    2. Everything looks so pretty. Glad to hear that Pebbles is taking her pill well.

    3. Lillian; I show selected spots of prettiness--ignoring those areas of the yard that are discouraging, but autumn has a way of making most everything look mellow and appealing.
      The battle of the horse pill went on most of the summer--with HORSE winning most rounds. Glad that's sorted --for now!

  5. It always surprises me when people throw away plants. One of our neighbors decided she was allergic to azaleas and they pulled out (with a truck no less because they were so big) some huge azaleas. She let us take them home with us. Now everyone, and his brother, has azaleas where we live, so how could pulling out her azaleas help her allergies.

    1. Janet; That does sound rather useless--if a plant flourishes in the neighborhood surely the pollen will be floating on the breeze!
      I hate to see plants yanked up and thrown away--obviously! I told our friend [who is also our vet] that I rescue throw away plants just as I take in throw away cats!

  6. Love the garden spider and I'm so glad about the horse pill. I recently bought what I thought was a bargain wormer for Trigger involving pills that allegedly taste of apple and will be delicately taken from an outstretched hand. Not a chance. I ended up grinding three of them up and mixing them into his food.

    1. Em; Jim has in the past attempted to worm Pebbles with an 'apple flavored' paste wormer in a tube. He ended up wearing most of it while Pebs stood with her lip rolled up to her eyeballs.
      These are interesting spiders to observe--though I don't want spiders in the house or walking on me.

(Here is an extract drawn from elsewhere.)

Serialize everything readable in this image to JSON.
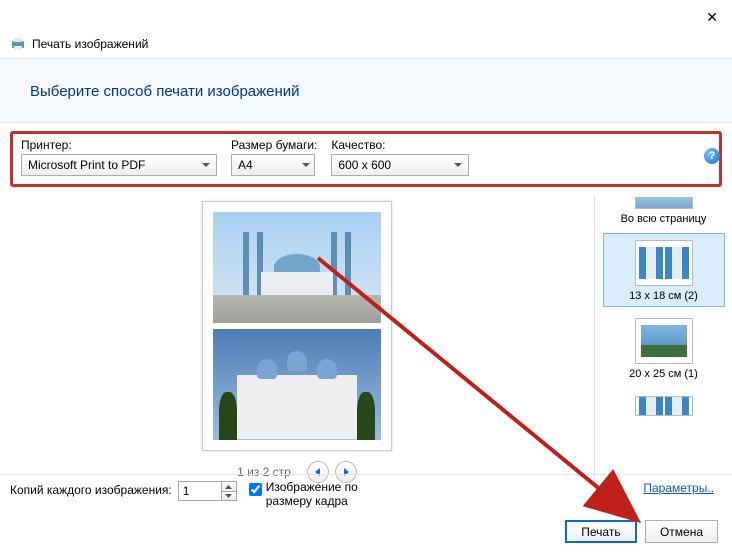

  7. Just want to add this to the comments: J took a fantastic picture of the dear hummingbird!

  8. Tam and I went foraging this afternoon - I reached out my hand to gather a blackberry and there was a whopping spider lurking beside it, so I decided I'd let that one be!! It looked . . . FAST!

    Your garden looks lovely - the Phlox flowers always remind me of the ones mum used to grow in her garden when I was growing up. I have one or two in my plot, but they aren't thriving as well as yours.

    I'm glad Pebbles is taking her medication now and hope it helps her. Animals soon twig that sweetie we are giving them has Something in it and should be spat out!

    Glad that J dug your rose holes for you. Keith would probably do the same if he saw me struggling. I am resting from gardening today after fighting with pulling out hanks of grass yesterday. My shoulder is complaining and I have to concur I am not as young or as strong as I used to be . . .

    1. Jennie; Oh to be as young and strong as in former years! I've quite a few bare spots in my garden--plants that gave up and disappeared during the long wet and humid spell of summer. My flower gardening is becoming more about what will flourish without being overly fussy. So--more phlox next year!